Principal Investigator(s): Dr. Jennifer Plumb Vilardaga, PhD, Psychiatry & Behavioral Sciences

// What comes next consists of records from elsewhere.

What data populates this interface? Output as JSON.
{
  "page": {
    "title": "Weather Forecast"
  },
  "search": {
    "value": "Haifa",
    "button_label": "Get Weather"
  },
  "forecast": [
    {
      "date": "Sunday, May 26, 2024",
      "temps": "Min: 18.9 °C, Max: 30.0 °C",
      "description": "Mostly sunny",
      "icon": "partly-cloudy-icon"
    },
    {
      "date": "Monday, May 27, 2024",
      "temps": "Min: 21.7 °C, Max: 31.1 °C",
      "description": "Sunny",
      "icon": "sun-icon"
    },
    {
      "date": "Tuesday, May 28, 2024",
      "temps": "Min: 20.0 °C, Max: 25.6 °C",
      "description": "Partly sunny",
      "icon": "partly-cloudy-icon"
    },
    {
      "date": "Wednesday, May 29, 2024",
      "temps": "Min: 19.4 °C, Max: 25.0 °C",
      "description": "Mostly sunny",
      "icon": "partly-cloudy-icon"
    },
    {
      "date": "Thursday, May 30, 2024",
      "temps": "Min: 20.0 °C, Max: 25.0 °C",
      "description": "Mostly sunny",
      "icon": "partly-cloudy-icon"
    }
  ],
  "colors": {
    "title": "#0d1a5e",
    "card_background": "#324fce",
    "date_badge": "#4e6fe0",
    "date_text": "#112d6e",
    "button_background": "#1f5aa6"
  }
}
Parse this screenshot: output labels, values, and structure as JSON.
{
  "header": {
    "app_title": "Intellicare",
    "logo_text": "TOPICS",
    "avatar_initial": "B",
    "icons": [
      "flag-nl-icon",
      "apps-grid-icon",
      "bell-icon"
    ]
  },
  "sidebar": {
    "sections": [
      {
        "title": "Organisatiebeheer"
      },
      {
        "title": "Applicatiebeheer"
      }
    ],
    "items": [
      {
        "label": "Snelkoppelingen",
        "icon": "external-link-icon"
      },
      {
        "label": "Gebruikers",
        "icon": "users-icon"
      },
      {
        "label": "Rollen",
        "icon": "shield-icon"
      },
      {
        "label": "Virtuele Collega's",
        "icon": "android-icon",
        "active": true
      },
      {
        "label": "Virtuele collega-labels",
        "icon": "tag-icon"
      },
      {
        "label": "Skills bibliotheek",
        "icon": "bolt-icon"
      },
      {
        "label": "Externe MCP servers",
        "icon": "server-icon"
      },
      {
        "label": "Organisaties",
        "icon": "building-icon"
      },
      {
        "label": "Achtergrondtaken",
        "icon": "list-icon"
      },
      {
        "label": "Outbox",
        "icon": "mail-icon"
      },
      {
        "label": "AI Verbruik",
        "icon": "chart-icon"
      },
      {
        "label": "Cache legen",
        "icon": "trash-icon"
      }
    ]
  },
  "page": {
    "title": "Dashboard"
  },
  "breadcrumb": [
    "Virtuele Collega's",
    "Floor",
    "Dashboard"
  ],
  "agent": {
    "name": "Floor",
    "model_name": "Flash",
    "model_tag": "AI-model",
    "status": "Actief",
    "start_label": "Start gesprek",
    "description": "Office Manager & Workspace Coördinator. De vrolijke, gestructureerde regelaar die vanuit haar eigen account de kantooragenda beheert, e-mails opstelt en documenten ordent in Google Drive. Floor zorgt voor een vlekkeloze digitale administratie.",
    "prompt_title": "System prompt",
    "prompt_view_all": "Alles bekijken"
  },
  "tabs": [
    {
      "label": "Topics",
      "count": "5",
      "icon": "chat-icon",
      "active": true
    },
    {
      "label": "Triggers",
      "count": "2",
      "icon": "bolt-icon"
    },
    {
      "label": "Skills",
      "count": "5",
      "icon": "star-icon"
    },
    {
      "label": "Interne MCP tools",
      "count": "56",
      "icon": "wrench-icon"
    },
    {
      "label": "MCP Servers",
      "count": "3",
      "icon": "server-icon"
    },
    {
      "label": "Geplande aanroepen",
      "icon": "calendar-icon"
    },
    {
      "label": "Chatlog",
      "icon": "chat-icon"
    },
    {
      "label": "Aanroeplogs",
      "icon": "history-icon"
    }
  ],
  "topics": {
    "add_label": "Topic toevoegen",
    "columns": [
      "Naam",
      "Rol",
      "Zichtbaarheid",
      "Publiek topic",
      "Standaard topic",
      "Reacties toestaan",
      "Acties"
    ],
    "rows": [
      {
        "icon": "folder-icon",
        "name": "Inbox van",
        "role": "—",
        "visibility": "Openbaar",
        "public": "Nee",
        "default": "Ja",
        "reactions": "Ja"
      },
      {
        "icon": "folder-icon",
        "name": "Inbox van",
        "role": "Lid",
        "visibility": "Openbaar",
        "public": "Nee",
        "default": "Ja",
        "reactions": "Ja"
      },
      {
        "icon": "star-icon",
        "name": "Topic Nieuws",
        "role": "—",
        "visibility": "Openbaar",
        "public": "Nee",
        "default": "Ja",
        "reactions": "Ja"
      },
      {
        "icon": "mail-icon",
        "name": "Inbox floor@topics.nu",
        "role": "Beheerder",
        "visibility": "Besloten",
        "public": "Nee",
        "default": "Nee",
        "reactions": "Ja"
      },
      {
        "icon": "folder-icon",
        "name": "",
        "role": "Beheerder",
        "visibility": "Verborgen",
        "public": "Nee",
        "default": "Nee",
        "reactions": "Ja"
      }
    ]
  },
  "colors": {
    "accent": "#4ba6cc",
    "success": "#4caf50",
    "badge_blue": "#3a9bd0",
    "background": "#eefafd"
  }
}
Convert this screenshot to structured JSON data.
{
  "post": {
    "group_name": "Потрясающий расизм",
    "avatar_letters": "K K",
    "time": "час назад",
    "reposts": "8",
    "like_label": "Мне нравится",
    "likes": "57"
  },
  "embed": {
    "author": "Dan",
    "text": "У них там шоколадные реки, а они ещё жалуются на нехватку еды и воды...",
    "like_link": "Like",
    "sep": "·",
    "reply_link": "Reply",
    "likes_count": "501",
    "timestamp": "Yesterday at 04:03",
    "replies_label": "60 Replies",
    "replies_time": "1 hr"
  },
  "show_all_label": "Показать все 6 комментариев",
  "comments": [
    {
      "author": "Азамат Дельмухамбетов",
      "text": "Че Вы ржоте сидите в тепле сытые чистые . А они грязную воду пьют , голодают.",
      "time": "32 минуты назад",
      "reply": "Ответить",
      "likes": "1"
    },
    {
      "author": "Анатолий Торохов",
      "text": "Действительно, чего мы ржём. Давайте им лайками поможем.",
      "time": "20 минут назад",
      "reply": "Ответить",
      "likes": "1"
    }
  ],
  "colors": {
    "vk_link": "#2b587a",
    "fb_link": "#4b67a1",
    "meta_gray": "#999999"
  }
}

Osteoarthritis (OA) is one of the most common age-related problems facing older adults (age 65 and older), often leading to reductions in recommended physical activity. Physical activity has been shown to prevent disability across large samples of older adults and is safe for even vulnerable older adults.Yet, there are often significant barriers to regular physical activity for older adults with OA, including persistent pain and numerous psychosocial factors. The purpose of this study is to evaluate how older adults might benefit from sessions that teach behavioral coping skills for increasing physical activity and reducing pain interference as compared to treatment per usual. The proposed study is a small randomized pilot feasibility trial (N=50) with an intervention group receiving a brief Engage protocol that focuses on physical activity (Engage-PA; n=25) as compared to treatment as usual plus personal fitness-tracker control (TAU+; n=25) for older adults with OA-pain. The intervention group will receive two 45 minute sessions over the course of three weeks, receiving a novel combination of behavioral skills for increasing motivation to engage in physical activity, physical activity monitoring, and strategic activity pacing to increase physical activity without causing severe pain. Physical activity will be measured by accelerometer (i.e., ActiGraph; a gold-standard research-grade wearable device without a patient interface) for all participants throughout the study. Intervention responses will be compared within and between groups using statistical methods appropriate for longitudinal momentary assessment data (e.g., R programming based hierarchical linear modeling techniques). The risks in the study study are minimal, and consist of psychological discomfort with answering questions, some physical discomfort associated with engaging in walking or other recommended physical activity (at levels recommended by the World Health Association and treating primary care providers), and some loss of confidentiality as is common in psychosocial intervention studies.